### The task
With the images removed, write out every line below exactly.

### Provided information
════════════════════

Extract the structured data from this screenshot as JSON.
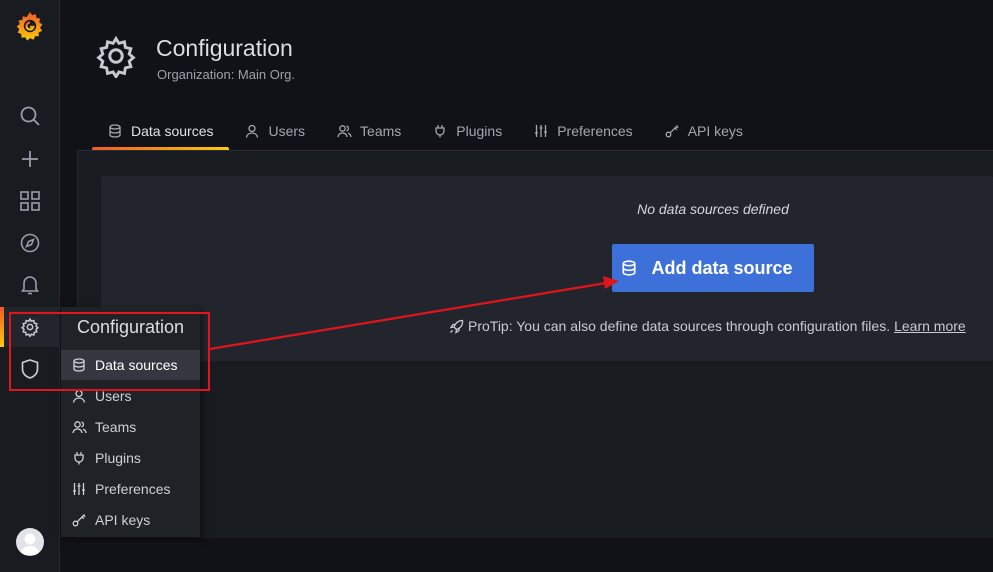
{
  "header": {
    "title": "Configuration",
    "subtitle": "Organization: Main Org."
  },
  "tabs": [
    {
      "label": "Data sources",
      "icon": "database-icon",
      "active": true
    },
    {
      "label": "Users",
      "icon": "user-icon"
    },
    {
      "label": "Teams",
      "icon": "users-icon"
    },
    {
      "label": "Plugins",
      "icon": "plug-icon"
    },
    {
      "label": "Preferences",
      "icon": "sliders-icon"
    },
    {
      "label": "API keys",
      "icon": "key-icon"
    }
  ],
  "empty_state": {
    "message": "No data sources defined",
    "button_label": "Add data source",
    "protip_text": "ProTip: You can also define data sources through configuration files.",
    "protip_link": "Learn more"
  },
  "sidebar": {
    "items": [
      {
        "icon": "grafana-logo-icon"
      },
      {
        "icon": "search-icon"
      },
      {
        "icon": "plus-icon"
      },
      {
        "icon": "dashboards-grid-icon"
      },
      {
        "icon": "compass-icon"
      },
      {
        "icon": "bell-icon"
      },
      {
        "icon": "gear-icon",
        "active": true
      },
      {
        "icon": "shield-icon"
      },
      {
        "icon": "avatar-icon"
      }
    ]
  },
  "flyout": {
    "title": "Configuration",
    "items": [
      {
        "label": "Data sources",
        "icon": "database-icon",
        "active": true
      },
      {
        "label": "Users",
        "icon": "user-icon"
      },
      {
        "label": "Teams",
        "icon": "users-icon"
      },
      {
        "label": "Plugins",
        "icon": "plug-icon"
      },
      {
        "label": "Preferences",
        "icon": "sliders-icon"
      },
      {
        "label": "API keys",
        "icon": "key-icon"
      }
    ]
  },
  "colors": {
    "accent_gradient_start": "#f05a28",
    "accent_gradient_end": "#fbca0a",
    "primary_button": "#3d71d9",
    "annotation": "#e2141c"
  }
}
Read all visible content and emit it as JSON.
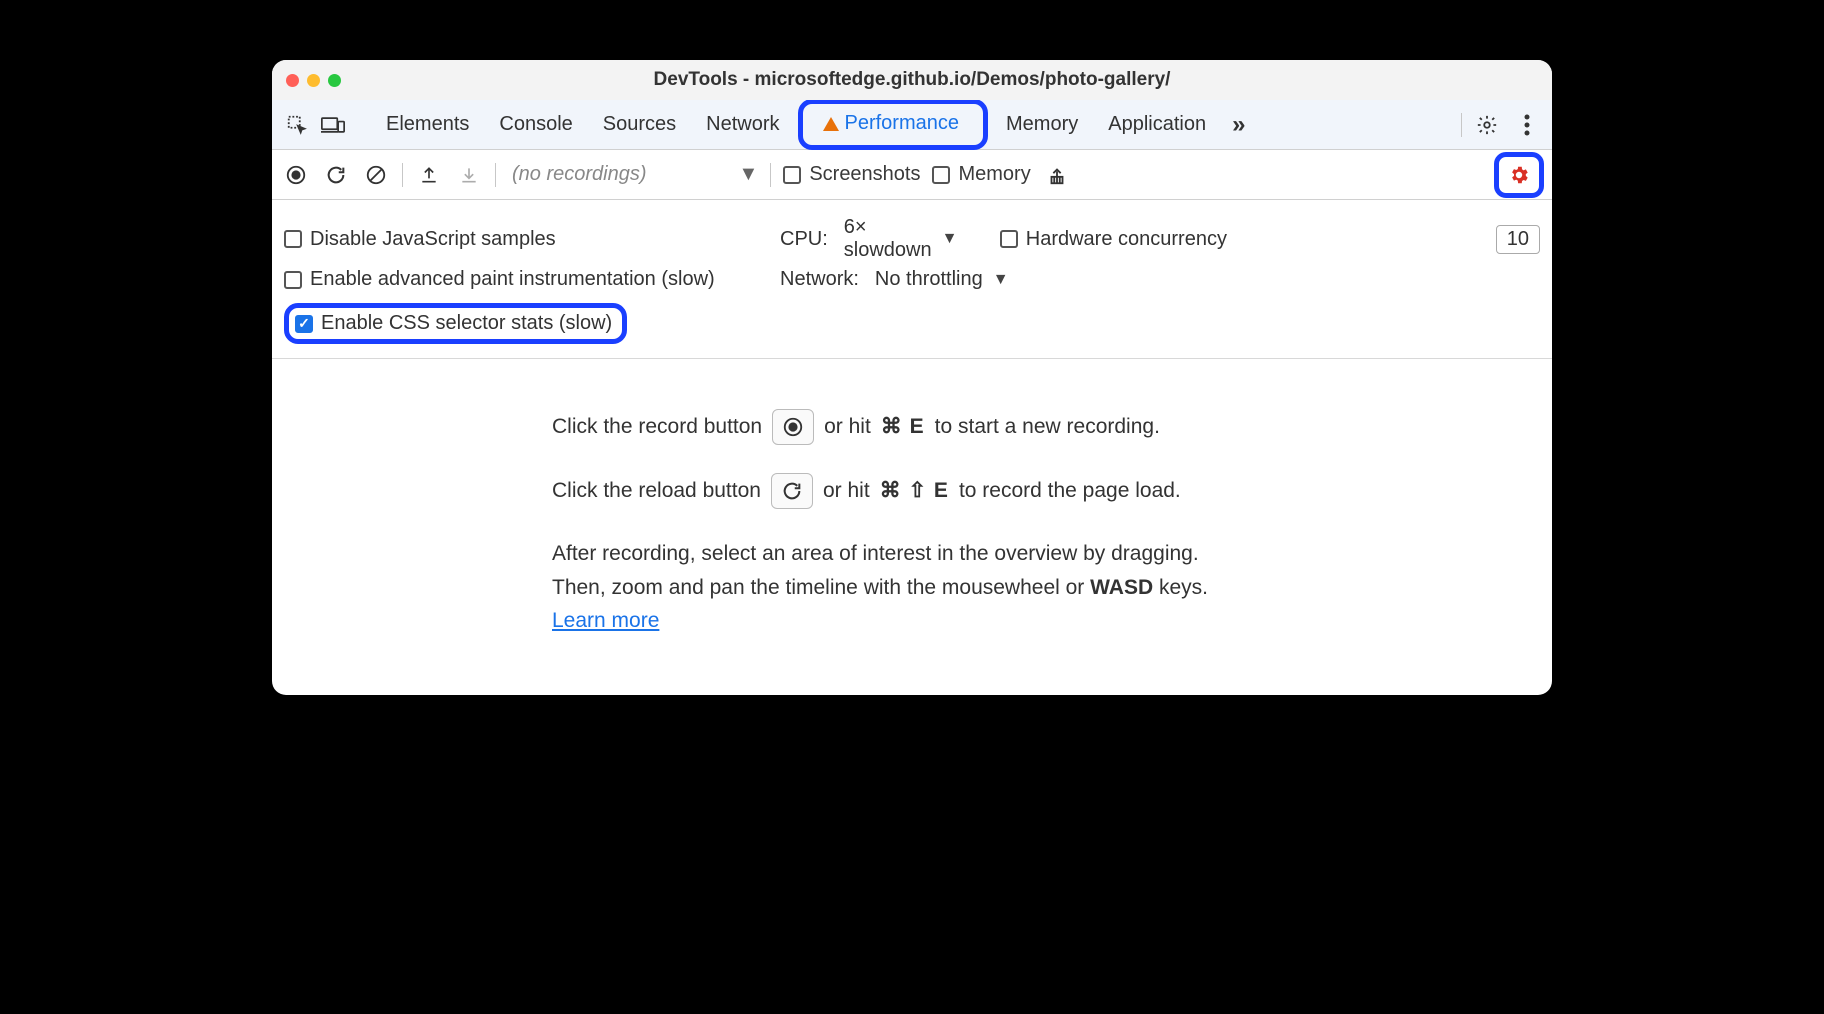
{
  "window": {
    "title": "DevTools - microsoftedge.github.io/Demos/photo-gallery/"
  },
  "tabs": {
    "items": [
      "Elements",
      "Console",
      "Sources",
      "Network",
      "Performance",
      "Memory",
      "Application"
    ],
    "active": "Performance",
    "overflow_glyph": "»"
  },
  "toolbar": {
    "no_recordings": "(no recordings)",
    "screenshots_label": "Screenshots",
    "memory_label": "Memory"
  },
  "settings": {
    "disable_js_samples": "Disable JavaScript samples",
    "enable_paint_instr": "Enable advanced paint instrumentation (slow)",
    "enable_css_stats": "Enable CSS selector stats (slow)",
    "cpu_label": "CPU:",
    "cpu_value": "6× slowdown",
    "network_label": "Network:",
    "network_value": "No throttling",
    "hw_concurrency_label": "Hardware concurrency",
    "hw_concurrency_value": "10"
  },
  "content": {
    "line1_a": "Click the record button",
    "line1_b_orhit": "or hit",
    "line1_kbd": "⌘ E",
    "line1_c": "to start a new recording.",
    "line2_a": "Click the reload button",
    "line2_b_orhit": "or hit",
    "line2_kbd": "⌘ ⇧ E",
    "line2_c": "to record the page load.",
    "para1": "After recording, select an area of interest in the overview by dragging.",
    "para2_a": "Then, zoom and pan the timeline with the mousewheel or ",
    "para2_wasd": "WASD",
    "para2_b": " keys.",
    "learn_more": "Learn more"
  }
}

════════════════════

### Finished task
Extract the structured data from this screenshot as JSON.
{
  "header": {
    "title": "Configuration",
    "subtitle": "Organization: Main Org."
  },
  "tabs": [
    {
      "label": "Data sources",
      "icon": "database-icon",
      "active": true
    },
    {
      "label": "Users",
      "icon": "user-icon"
    },
    {
      "label": "Teams",
      "icon": "users-icon"
    },
    {
      "label": "Plugins",
      "icon": "plug-icon"
    },
    {
      "label": "Preferences",
      "icon": "sliders-icon"
    },
    {
      "label": "API keys",
      "icon": "key-icon"
    }
  ],
  "empty_state": {
    "message": "No data sources defined",
    "button_label": "Add data source",
    "protip_text": "ProTip: You can also define data sources through configuration files.",
    "protip_link": "Learn more"
  },
  "sidebar": {
    "items": [
      {
        "icon": "grafana-logo-icon"
      },
      {
        "icon": "search-icon"
      },
      {
        "icon": "plus-icon"
      },
      {
        "icon": "dashboards-grid-icon"
      },
      {
        "icon": "compass-icon"
      },
      {
        "icon": "bell-icon"
      },
      {
        "icon": "gear-icon",
        "active": true
      },
      {
        "icon": "shield-icon"
      },
      {
        "icon": "avatar-icon"
      }
    ]
  },
  "flyout": {
    "title": "Configuration",
    "items": [
      {
        "label": "Data sources",
        "icon": "database-icon",
        "active": true
      },
      {
        "label": "Users",
        "icon": "user-icon"
      },
      {
        "label": "Teams",
        "icon": "users-icon"
      },
      {
        "label": "Plugins",
        "icon": "plug-icon"
      },
      {
        "label": "Preferences",
        "icon": "sliders-icon"
      },
      {
        "label": "API keys",
        "icon": "key-icon"
      }
    ]
  },
  "colors": {
    "accent_gradient_start": "#f05a28",
    "accent_gradient_end": "#fbca0a",
    "primary_button": "#3d71d9",
    "annotation": "#e2141c"
  }
}
Read all visible content and emit it as JSON.
{
  "window": {
    "title": "DevTools - microsoftedge.github.io/Demos/photo-gallery/"
  },
  "tabs": {
    "items": [
      "Elements",
      "Console",
      "Sources",
      "Network",
      "Performance",
      "Memory",
      "Application"
    ],
    "active": "Performance",
    "overflow_glyph": "»"
  },
  "toolbar": {
    "no_recordings": "(no recordings)",
    "screenshots_label": "Screenshots",
    "memory_label": "Memory"
  },
  "settings": {
    "disable_js_samples": "Disable JavaScript samples",
    "enable_paint_instr": "Enable advanced paint instrumentation (slow)",
    "enable_css_stats": "Enable CSS selector stats (slow)",
    "cpu_label": "CPU:",
    "cpu_value": "6× slowdown",
    "network_label": "Network:",
    "network_value": "No throttling",
    "hw_concurrency_label": "Hardware concurrency",
    "hw_concurrency_value": "10"
  },
  "content": {
    "line1_a": "Click the record button",
    "line1_b_orhit": "or hit",
    "line1_kbd": "⌘ E",
    "line1_c": "to start a new recording.",
    "line2_a": "Click the reload button",
    "line2_b_orhit": "or hit",
    "line2_kbd": "⌘ ⇧ E",
    "line2_c": "to record the page load.",
    "para1": "After recording, select an area of interest in the overview by dragging.",
    "para2_a": "Then, zoom and pan the timeline with the mousewheel or ",
    "para2_wasd": "WASD",
    "para2_b": " keys.",
    "learn_more": "Learn more"
  }
}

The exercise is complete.